### Problem to work on
Write out the full listing exactly as given, minus the images.

### Supplied information
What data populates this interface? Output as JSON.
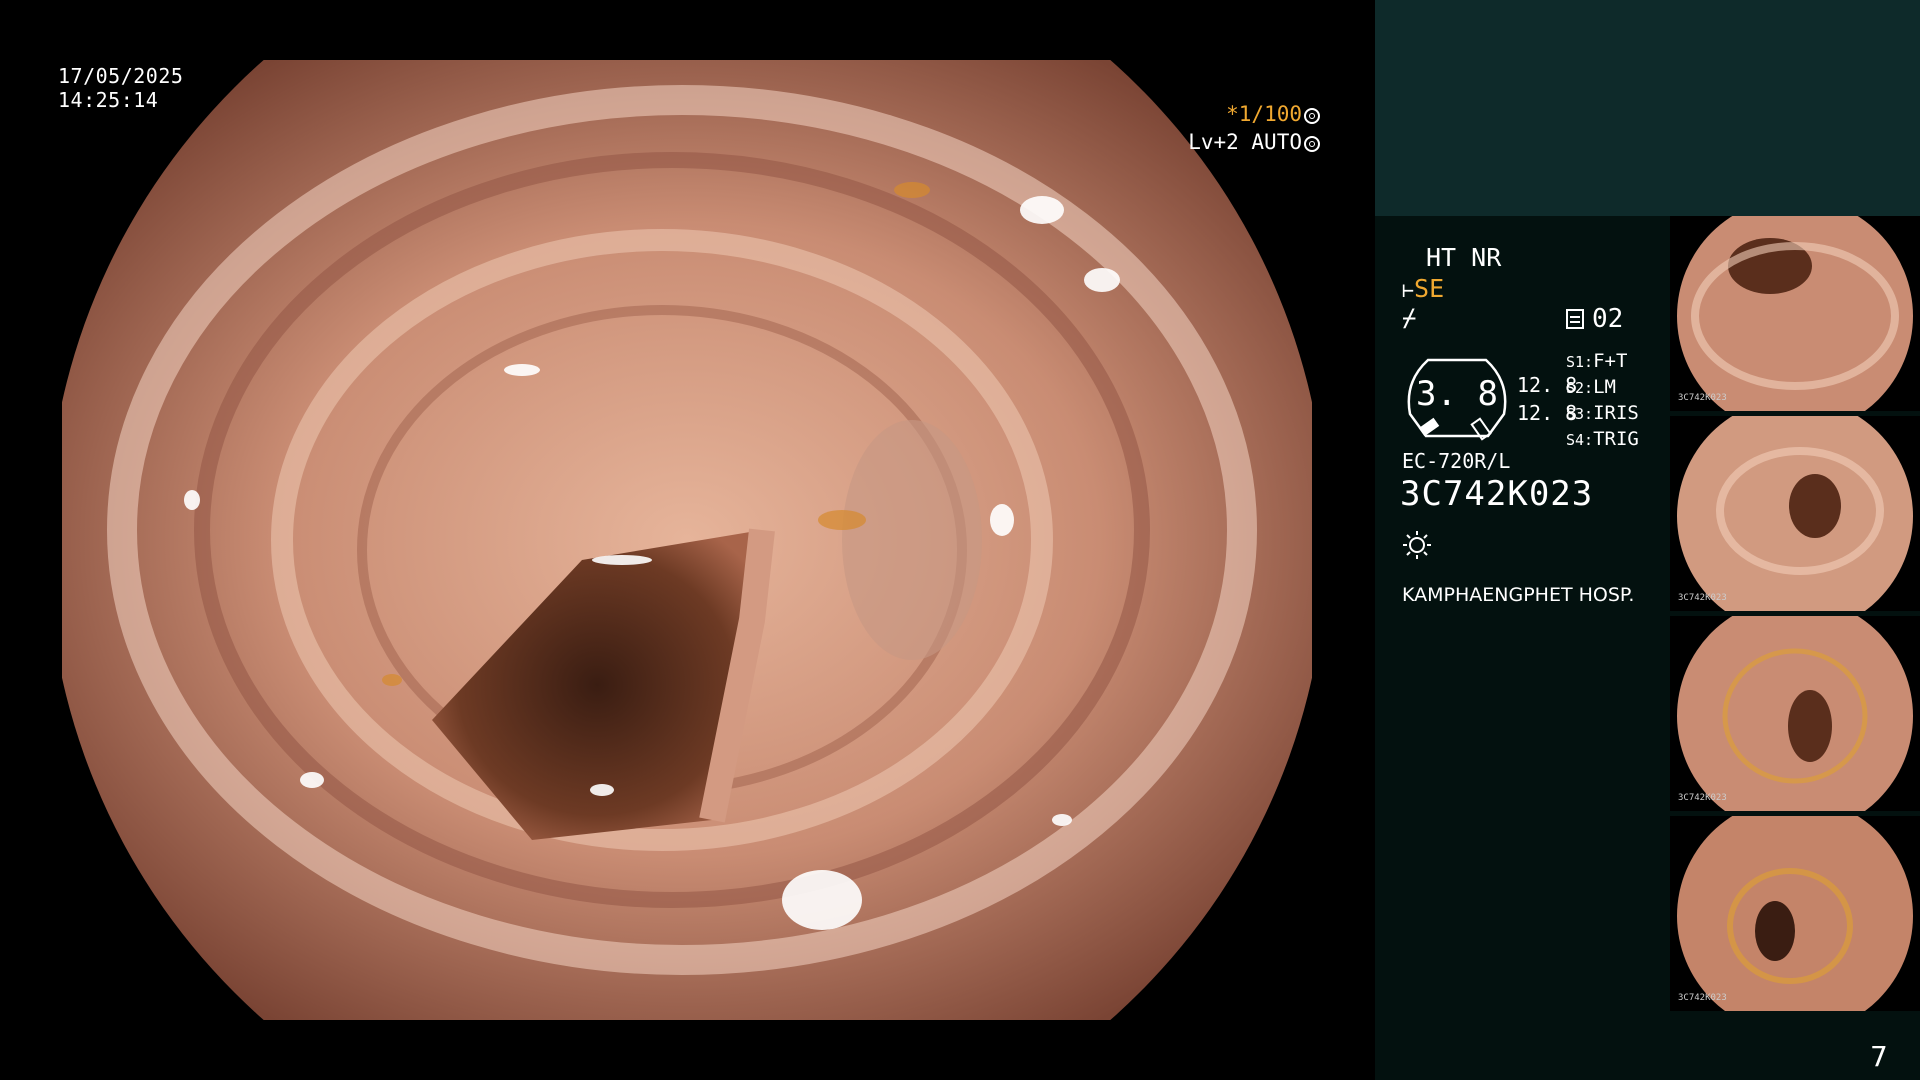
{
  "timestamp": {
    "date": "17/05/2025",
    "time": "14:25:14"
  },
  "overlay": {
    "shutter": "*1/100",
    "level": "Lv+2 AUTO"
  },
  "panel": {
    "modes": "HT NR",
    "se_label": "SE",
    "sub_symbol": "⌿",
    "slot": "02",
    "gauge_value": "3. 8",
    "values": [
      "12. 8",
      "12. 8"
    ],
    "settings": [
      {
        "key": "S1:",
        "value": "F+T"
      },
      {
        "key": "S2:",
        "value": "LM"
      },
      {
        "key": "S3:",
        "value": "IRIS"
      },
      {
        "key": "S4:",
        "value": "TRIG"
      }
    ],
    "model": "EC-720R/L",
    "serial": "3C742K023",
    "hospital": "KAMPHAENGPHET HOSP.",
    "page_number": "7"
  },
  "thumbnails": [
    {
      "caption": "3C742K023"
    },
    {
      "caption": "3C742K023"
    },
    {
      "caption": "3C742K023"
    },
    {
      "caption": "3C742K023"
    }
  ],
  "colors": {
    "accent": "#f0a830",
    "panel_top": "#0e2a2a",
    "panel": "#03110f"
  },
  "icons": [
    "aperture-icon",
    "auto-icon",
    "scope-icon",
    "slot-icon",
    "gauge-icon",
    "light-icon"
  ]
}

### Response to the task
What data populates this interface? Output as JSON.
{
  "timestamp": {
    "date": "17/05/2025",
    "time": "14:25:14"
  },
  "overlay": {
    "shutter": "*1/100",
    "level": "Lv+2 AUTO"
  },
  "panel": {
    "modes": "HT NR",
    "se_label": "SE",
    "sub_symbol": "⌿",
    "slot": "02",
    "gauge_value": "3. 8",
    "values": [
      "12. 8",
      "12. 8"
    ],
    "settings": [
      {
        "key": "S1:",
        "value": "F+T"
      },
      {
        "key": "S2:",
        "value": "LM"
      },
      {
        "key": "S3:",
        "value": "IRIS"
      },
      {
        "key": "S4:",
        "value": "TRIG"
      }
    ],
    "model": "EC-720R/L",
    "serial": "3C742K023",
    "hospital": "KAMPHAENGPHET HOSP.",
    "page_number": "7"
  },
  "thumbnails": [
    {
      "caption": "3C742K023"
    },
    {
      "caption": "3C742K023"
    },
    {
      "caption": "3C742K023"
    },
    {
      "caption": "3C742K023"
    }
  ],
  "colors": {
    "accent": "#f0a830",
    "panel_top": "#0e2a2a",
    "panel": "#03110f"
  },
  "icons": [
    "aperture-icon",
    "auto-icon",
    "scope-icon",
    "slot-icon",
    "gauge-icon",
    "light-icon"
  ]
}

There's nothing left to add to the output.